Jesus Himself explained His personhood when He said, “Before Abraham, I AM” (John 8:58). Other scriptures can also increase our understanding of Jesus. Paul explains that the Father was pleased that all the fullness dwelled in His Son (Colossians 1:19). Note that John didn’t say that Jesus had love, but that Jesus IS love. Therefore, as Jesus dwells in us by His Holy Spirit, hopefully a personal relationship with our Lord ensues, and all the endowments of the Holy Spirit will be used for ministry as well as personal spiritual growth.
Another questionable area for young Christians is confusion about salvation, achieving heaven, and the Rapture. God, who knows our uncertainties, has provided answers in the sacred scriptures. Here are several results:
Salvation: “God has not destined us for wrath, but for acquiring salvation through our Lord Jesus Christ” (1 Thessalonians 5:9; John 3:16).
Heaven: “I have written this to you to make you realize that you possess eternal life –you who believe in the name of the Son of God” (1 John 5:13).
Rapture: The Rapture signifies the end of the Church Age as living and dead Christians immediately acquire an eternal body and meet Jesus in the clouds and then are brought to heaven (1 Thessalonians 4:13-18).
During His lifetime, Jesus considered His forthcoming persecution, beatings, and crucifixion as the fulfilment of His Father’s plan to forgive mankind. He sadly commented that the narrow gate leads to heaven while the wide gate is necessary for the great throngs of people going to perdition (Matthew 7:13-14). He expanded this to ask, “When the Son of Man comes, will He find any faith on earth?” (Luke 18:8). The modern culture of sin, anti-God, and paganism clearly answers that poignant question.
It is now realistic to ask Jesus to accept your sinful nature and forgive you as you await the Rapture and avoid seven years of terror in the Tribulation period. Afterward, Jesus will return to earth with the Born- Again flock, judge the nations, and set up His earthly kingdom for one thousand years.

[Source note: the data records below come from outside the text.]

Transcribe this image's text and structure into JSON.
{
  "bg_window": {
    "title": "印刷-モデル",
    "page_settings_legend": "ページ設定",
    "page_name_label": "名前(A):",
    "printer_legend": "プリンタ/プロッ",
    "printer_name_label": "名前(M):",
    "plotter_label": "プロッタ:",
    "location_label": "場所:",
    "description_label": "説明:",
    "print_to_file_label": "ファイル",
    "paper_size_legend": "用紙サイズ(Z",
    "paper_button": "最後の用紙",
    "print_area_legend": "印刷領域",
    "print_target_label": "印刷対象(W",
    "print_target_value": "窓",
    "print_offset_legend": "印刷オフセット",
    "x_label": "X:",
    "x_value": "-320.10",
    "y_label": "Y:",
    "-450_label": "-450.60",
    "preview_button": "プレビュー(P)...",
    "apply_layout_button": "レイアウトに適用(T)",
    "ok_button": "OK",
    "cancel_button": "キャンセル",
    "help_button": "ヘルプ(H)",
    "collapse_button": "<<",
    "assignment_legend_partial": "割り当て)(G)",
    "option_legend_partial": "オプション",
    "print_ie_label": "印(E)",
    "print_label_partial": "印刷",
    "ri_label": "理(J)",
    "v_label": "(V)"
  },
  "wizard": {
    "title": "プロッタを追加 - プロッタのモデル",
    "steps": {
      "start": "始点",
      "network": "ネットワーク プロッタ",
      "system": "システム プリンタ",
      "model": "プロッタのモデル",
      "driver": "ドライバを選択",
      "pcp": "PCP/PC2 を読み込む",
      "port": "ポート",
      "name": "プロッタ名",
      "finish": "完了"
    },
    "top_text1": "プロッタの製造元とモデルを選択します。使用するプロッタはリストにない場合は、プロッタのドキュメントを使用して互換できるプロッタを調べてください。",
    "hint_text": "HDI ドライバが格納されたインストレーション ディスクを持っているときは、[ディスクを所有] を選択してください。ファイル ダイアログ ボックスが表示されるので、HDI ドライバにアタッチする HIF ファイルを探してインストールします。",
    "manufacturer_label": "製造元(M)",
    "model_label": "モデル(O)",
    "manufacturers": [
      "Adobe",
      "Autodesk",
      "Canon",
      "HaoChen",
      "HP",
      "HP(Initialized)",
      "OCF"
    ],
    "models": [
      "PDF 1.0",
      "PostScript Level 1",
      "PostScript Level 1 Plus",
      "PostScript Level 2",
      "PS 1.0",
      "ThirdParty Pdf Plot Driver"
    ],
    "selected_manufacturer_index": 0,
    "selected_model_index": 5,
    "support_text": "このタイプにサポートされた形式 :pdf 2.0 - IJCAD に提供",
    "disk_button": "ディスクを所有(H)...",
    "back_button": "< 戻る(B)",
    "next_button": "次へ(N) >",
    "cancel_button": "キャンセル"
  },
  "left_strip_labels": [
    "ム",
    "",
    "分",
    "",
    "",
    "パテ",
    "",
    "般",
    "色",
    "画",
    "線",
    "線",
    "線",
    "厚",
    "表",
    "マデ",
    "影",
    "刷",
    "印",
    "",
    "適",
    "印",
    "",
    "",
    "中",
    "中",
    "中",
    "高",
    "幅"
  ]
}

“Be on your guard; the Son of Man will come when you least expect Him” (Luke 12:40)